Heat-related Hospital Admissions Among the Elderly: Community, Socio-economic and Medical Determinants of Vulnerability and Economic ImpactsEPA Grant Number: R832752
Title: Heat-related Hospital Admissions Among the Elderly: Community, Socio-economic and Medical Determinants of Vulnerability and Economic Impacts
Investigators: O'Neill, Marie , Brown, Daniel , Diez Roux, Ana V. , Levy, Helen , Schrag, Daniel , Schwartz, Joel , Williams, Roger , Zanobetti, Antonella
Current Investigators: O'Neill, Marie , Brown, Daniel , Diez Roux, Ana V. , Levy, Helen , Schrag, Daniel , Schwartz, Joel , Stults, Melissa , Williams, Roger , Zanobetti, Antonella
Institution: University of Michigan , Harvard University , ICLEI Local Governments for Sustainability/Cities for Climate Protection Campaign
Current Institution: University of Michigan , Harvard University , ICLEI Local Governments for Sustainability/Cities for Climate Protection Campaign , University of Michigan
EPA Project Officer: Hunt, Sherri
Project Period: January 1, 2006 through December 1, 2009 (Extended to December 31, 2010)
Project Amount: $576,091
RFA: The Impact of Climate Change & Variability on Human Health (2005) RFA Text | Recipients Lists
Research Category: Global Climate Change , Health Effects , Health , Climate Change

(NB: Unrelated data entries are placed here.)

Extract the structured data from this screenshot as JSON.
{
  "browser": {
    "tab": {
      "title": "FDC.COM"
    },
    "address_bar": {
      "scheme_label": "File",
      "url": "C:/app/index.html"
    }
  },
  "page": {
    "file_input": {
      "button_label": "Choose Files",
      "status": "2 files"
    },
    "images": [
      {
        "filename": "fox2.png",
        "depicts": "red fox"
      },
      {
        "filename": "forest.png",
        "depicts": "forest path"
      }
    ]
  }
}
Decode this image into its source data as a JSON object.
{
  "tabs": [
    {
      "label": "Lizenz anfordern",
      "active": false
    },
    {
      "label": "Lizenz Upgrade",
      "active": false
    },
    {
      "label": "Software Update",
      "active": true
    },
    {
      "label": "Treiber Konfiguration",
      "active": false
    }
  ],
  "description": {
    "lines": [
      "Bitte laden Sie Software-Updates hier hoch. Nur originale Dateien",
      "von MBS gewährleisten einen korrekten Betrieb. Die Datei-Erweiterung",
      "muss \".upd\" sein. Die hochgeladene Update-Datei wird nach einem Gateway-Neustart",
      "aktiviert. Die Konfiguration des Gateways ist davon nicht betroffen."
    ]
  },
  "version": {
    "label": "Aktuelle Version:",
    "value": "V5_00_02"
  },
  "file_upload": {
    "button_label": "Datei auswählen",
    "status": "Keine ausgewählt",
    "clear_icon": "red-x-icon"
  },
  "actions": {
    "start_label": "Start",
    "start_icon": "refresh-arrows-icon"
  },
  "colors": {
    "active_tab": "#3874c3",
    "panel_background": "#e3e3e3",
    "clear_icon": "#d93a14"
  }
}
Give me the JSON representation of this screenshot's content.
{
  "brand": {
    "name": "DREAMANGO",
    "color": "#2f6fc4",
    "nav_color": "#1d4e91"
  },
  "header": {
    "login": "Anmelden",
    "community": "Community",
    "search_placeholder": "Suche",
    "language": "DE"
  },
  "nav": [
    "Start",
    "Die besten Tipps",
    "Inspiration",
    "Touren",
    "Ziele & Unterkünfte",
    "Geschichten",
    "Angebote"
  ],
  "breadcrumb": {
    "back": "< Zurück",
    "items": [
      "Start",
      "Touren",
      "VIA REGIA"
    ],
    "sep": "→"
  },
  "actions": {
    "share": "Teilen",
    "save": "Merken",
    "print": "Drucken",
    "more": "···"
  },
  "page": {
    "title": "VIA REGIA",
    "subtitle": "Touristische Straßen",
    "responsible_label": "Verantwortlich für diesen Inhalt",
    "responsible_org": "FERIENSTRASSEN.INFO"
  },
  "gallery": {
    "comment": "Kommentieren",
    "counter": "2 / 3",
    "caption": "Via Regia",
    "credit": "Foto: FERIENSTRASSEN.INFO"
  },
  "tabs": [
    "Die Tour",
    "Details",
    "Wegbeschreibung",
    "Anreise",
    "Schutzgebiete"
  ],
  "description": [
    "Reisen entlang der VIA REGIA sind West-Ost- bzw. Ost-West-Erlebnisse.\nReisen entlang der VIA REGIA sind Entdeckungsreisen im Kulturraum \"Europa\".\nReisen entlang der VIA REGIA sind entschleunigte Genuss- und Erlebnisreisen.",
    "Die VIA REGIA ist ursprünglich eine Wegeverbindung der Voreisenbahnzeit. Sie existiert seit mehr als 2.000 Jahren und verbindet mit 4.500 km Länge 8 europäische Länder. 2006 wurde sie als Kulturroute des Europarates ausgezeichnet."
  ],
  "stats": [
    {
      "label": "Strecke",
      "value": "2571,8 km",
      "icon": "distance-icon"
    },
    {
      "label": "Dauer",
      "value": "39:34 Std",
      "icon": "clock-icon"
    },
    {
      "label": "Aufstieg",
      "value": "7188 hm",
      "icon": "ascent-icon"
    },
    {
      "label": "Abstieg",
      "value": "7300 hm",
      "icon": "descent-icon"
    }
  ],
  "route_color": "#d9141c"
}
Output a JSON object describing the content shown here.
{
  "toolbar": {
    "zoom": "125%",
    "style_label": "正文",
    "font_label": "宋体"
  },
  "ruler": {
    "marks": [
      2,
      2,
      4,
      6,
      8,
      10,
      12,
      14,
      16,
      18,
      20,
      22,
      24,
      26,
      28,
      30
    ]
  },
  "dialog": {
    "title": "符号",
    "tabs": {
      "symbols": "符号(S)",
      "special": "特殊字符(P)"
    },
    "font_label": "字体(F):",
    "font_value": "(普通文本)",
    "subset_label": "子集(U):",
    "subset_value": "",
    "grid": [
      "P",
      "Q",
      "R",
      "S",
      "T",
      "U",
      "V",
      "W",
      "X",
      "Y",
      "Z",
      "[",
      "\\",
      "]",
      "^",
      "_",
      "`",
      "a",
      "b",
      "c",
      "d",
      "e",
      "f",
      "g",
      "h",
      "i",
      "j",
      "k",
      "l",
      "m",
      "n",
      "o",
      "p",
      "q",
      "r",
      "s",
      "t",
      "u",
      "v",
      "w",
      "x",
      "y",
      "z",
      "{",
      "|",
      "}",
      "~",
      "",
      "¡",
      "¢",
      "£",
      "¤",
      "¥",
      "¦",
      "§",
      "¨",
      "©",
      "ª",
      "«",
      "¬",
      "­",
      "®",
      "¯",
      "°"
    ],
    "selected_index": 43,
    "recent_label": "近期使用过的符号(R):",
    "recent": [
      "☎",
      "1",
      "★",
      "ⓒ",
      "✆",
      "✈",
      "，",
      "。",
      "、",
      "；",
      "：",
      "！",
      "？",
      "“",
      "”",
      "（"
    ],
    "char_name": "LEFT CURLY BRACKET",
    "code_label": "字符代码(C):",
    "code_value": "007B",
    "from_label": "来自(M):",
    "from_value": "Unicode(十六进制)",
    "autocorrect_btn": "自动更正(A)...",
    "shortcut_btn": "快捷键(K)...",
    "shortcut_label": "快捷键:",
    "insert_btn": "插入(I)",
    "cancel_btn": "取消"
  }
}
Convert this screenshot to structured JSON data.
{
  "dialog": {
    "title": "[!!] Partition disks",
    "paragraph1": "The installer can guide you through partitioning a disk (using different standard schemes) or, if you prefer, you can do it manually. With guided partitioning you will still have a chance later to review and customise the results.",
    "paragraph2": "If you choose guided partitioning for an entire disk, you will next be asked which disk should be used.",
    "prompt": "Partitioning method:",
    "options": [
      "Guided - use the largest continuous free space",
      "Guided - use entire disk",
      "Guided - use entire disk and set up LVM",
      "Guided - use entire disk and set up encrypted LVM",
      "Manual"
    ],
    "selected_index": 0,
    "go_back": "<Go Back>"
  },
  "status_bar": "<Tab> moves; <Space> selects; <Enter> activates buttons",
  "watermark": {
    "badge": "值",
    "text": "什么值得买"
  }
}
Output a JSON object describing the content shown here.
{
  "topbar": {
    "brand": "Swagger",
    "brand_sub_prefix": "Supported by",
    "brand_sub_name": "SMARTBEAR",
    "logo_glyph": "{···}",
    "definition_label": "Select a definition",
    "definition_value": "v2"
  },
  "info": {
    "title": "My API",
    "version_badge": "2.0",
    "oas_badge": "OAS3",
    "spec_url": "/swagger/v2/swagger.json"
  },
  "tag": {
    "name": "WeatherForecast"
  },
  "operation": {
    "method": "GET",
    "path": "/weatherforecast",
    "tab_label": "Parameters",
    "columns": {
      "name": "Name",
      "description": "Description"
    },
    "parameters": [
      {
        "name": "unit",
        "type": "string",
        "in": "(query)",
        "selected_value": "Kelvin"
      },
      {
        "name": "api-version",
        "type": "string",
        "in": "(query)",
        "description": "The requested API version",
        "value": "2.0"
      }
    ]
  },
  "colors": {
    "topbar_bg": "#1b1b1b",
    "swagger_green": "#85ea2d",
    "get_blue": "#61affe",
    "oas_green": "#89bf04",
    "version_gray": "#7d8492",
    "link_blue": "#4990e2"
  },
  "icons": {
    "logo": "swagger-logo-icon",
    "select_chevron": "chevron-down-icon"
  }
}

- a) Determine whether excess hospital admissions occur among elderly people
during hot weather in 34 U.S. cities, from cardiovascular, respiratory, diabetes
and heat-related causes
b) Assess whether vulnerability to heat-associated hospital admission differs, according to:
- co-morbid conditions (diabetes; cardiovascular, respiratory, renal disease; overall frailty)
- individual characteristics (race, gender, age, use of public vs. private hospital)
- city-wide characteristics (percent poverty, percent with college education,
percent of non-white population, air conditioning (AC) prevalence, percent
green space, housing characteristics, air pollution concentrations, weather
variability, city preventive programs)
- Quantify the economic impact of these admissions under different climate change scenarios and adaptive/mitigative strategies, addressing equity concerns
- Disseminate results to city officials in order to foster and inform preventive actions and policies
A research team with expertise in epidemiology, statistics, economics, climatology and medicine will quantify impacts of climate change on health by assessing which individual and community characteristics reflect special vulnerability, in a study of heat and hospital admissions among the elderly in U.S. cities. In cooperation with ICLEI’s Cities for Climate Protection Campaign, representing 157 cities in the U.S., results will be disseminated to inform development of preventive programs. The three study objectives will be accomplished by:
- Analyzing data on Medicare hospital admissions in 34 U.S. cities from 1985-2003, combined with environmental data and city-wide characteristics (Census socioeconomic data, American Housing Survey information on housing type and AC prevalence, percent green space from satellite photos, government preventive programs, weather variability and air pollution levels).
- Estimating costs of admissions using the Medicare billing data, and predicting how potential climate change, and societal activities to reduce heat exposure, may affect these costs in the future.
- Incorporating results into a software planning module for use by local governments and holding a workshop with local officials to discuss results and preventive strategies.
The results will describe the impact of heat on hospital admissions among the elderly and relate these estimates to climate change. Local public health officials have requested more quantitative information on how climate change may affect human health, and this study will provide data to support risk assessment and efforts in prevention and outreach. Understanding whether these associations differ by community, medical and socio-economic characteristics will allow public health and environmental protection programs to be tailored appropriately.